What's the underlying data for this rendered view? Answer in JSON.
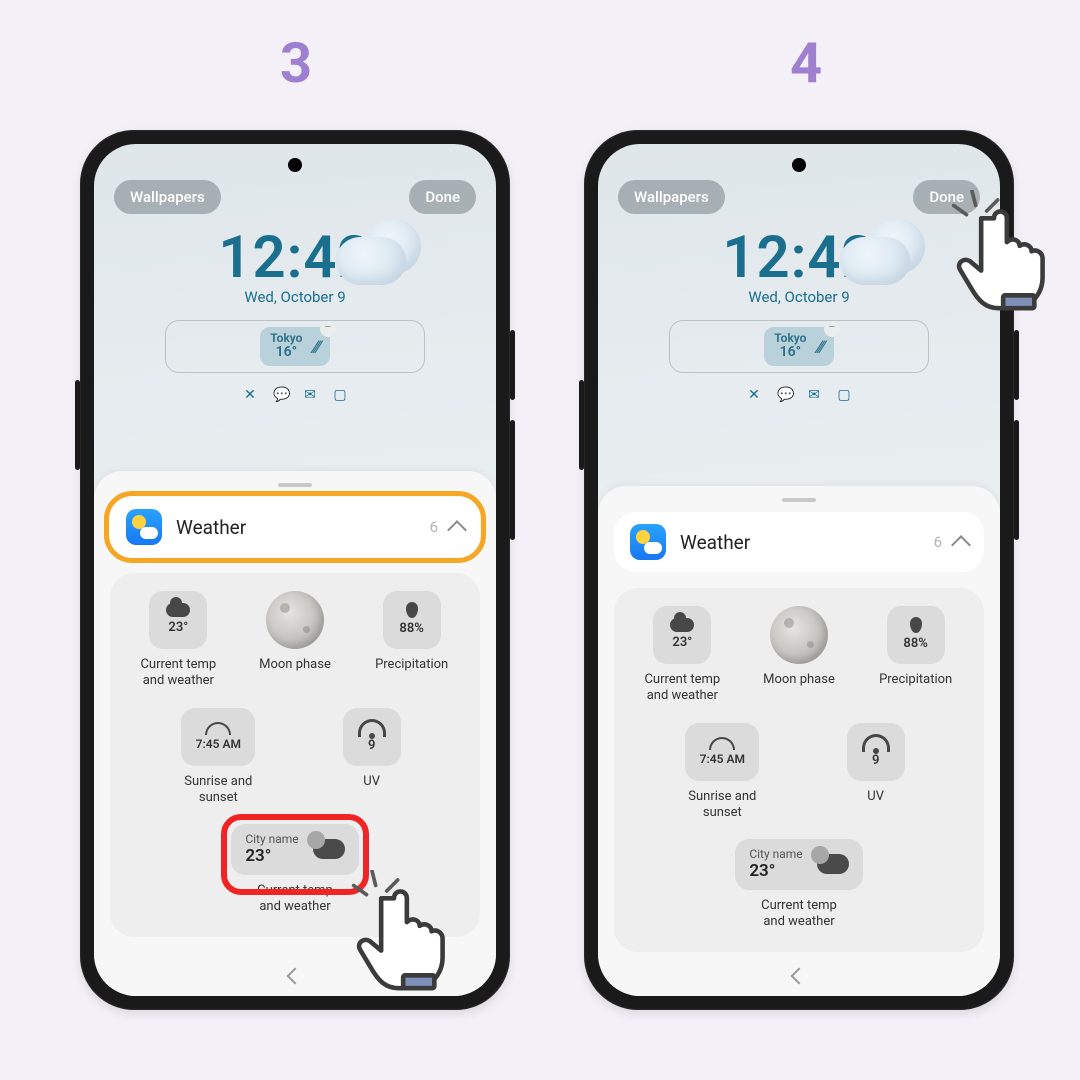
{
  "steps": {
    "left": "3",
    "right": "4"
  },
  "topbar": {
    "wallpapers": "Wallpapers",
    "done": "Done"
  },
  "clock": {
    "time": "12:42",
    "date": "Wed, October 9"
  },
  "mini_widget": {
    "city": "Tokyo",
    "temp": "16°"
  },
  "sheet": {
    "title": "Weather",
    "count": "6",
    "items": {
      "current": {
        "value": "23°",
        "label": "Current temp\nand weather"
      },
      "moon": {
        "label": "Moon phase"
      },
      "precip": {
        "value": "88%",
        "label": "Precipitation"
      },
      "sunrise": {
        "value": "7:45 AM",
        "label": "Sunrise and\nsunset"
      },
      "uv": {
        "value": "9",
        "label": "UV"
      },
      "city": {
        "city_label": "City name",
        "temp": "23°",
        "label": "Current temp\nand weather"
      }
    }
  }
}
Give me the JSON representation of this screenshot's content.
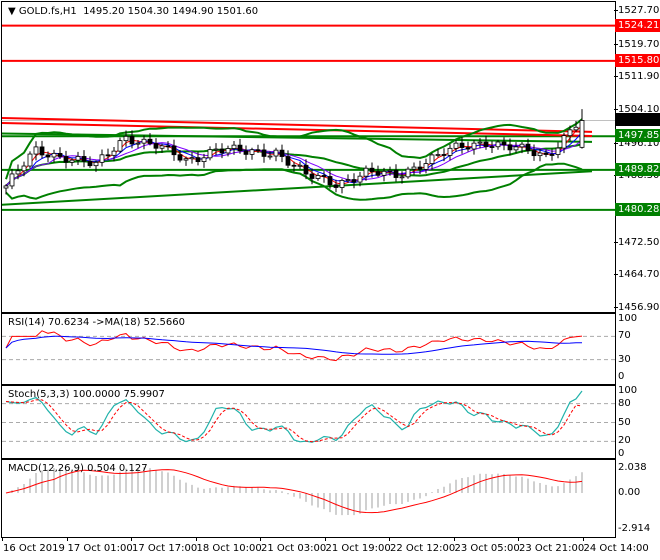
{
  "header": {
    "symbol": "GOLD.fs,H1",
    "open": "1495.20",
    "high": "1504.30",
    "low": "1494.90",
    "close": "1501.60"
  },
  "price_axis": [
    "1527.70",
    "1519.70",
    "1511.90",
    "1504.10",
    "1496.10",
    "1488.30",
    "1472.50",
    "1464.70",
    "1456.90"
  ],
  "levels": [
    {
      "value": 1524.21,
      "label": "1524.21",
      "color": "#ff0000"
    },
    {
      "value": 1515.8,
      "label": "1515.80",
      "color": "#ff0000"
    },
    {
      "value": 1497.85,
      "label": "1497.85",
      "color": "#008000"
    },
    {
      "value": 1489.82,
      "label": "1489.82",
      "color": "#008000"
    },
    {
      "value": 1480.28,
      "label": "1480.28",
      "color": "#008000"
    }
  ],
  "current_price": {
    "value": 1501.6,
    "label": "1501.60"
  },
  "trendlines": [
    {
      "from": 1502.2,
      "to": 1498.9,
      "color": "#ff0000"
    },
    {
      "from": 1501.0,
      "to": 1497.9,
      "color": "#ff0000"
    },
    {
      "from": 1498.5,
      "to": 1496.5,
      "color": "#008000"
    },
    {
      "from": 1481.5,
      "to": 1489.5,
      "color": "#008000"
    }
  ],
  "chart_data": {
    "type": "candlestick",
    "close_anchors": [
      1486,
      1494.3,
      1493,
      1490.7,
      1497.9,
      1495.5,
      1492,
      1494.8,
      1493.9,
      1494.3,
      1488.4,
      1486.7,
      1489.1,
      1488.4,
      1492,
      1494.8,
      1496.7,
      1494.8,
      1493.1,
      1500.8
    ],
    "last_candle": {
      "open": 1495.2,
      "high": 1504.3,
      "low": 1494.9,
      "close": 1501.6
    },
    "ylim": [
      1456.9,
      1527.7
    ]
  },
  "rsi": {
    "title": "RSI(14) 70.6234  ->MA(18) 52.5660",
    "axis": [
      "100",
      "70",
      "30",
      "0"
    ]
  },
  "stoch": {
    "title": "Stoch(5,3,3) 100.0000 75.9907",
    "axis": [
      "100",
      "80",
      "50",
      "20",
      "0"
    ]
  },
  "macd": {
    "title": "MACD(12,26,9) 0.504 0.127",
    "axis": [
      "2.038",
      "0.00",
      "-2.914"
    ]
  },
  "time_axis": [
    "16 Oct 2019",
    "17 Oct 01:00",
    "17 Oct 17:00",
    "18 Oct 10:00",
    "21 Oct 03:00",
    "21 Oct 19:00",
    "22 Oct 12:00",
    "23 Oct 05:00",
    "23 Oct 21:00",
    "24 Oct 14:00"
  ],
  "colors": {
    "bull": "#00aa00",
    "bear": "#000000",
    "bands": "#008000",
    "rsi": "#ff0000",
    "rsi_ma": "#0000ff",
    "stoch_main": "#20b2aa",
    "stoch_signal": "#ff0000",
    "macd_hist": "#a0a0a0",
    "macd_signal": "#ff0000"
  }
}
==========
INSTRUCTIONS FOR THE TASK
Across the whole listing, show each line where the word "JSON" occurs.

RESPONSE TO THIS EXERCISE
What's the underlying data for this rendered view? Answer in JSON.
Give me the JSON representation of this screenshot's content.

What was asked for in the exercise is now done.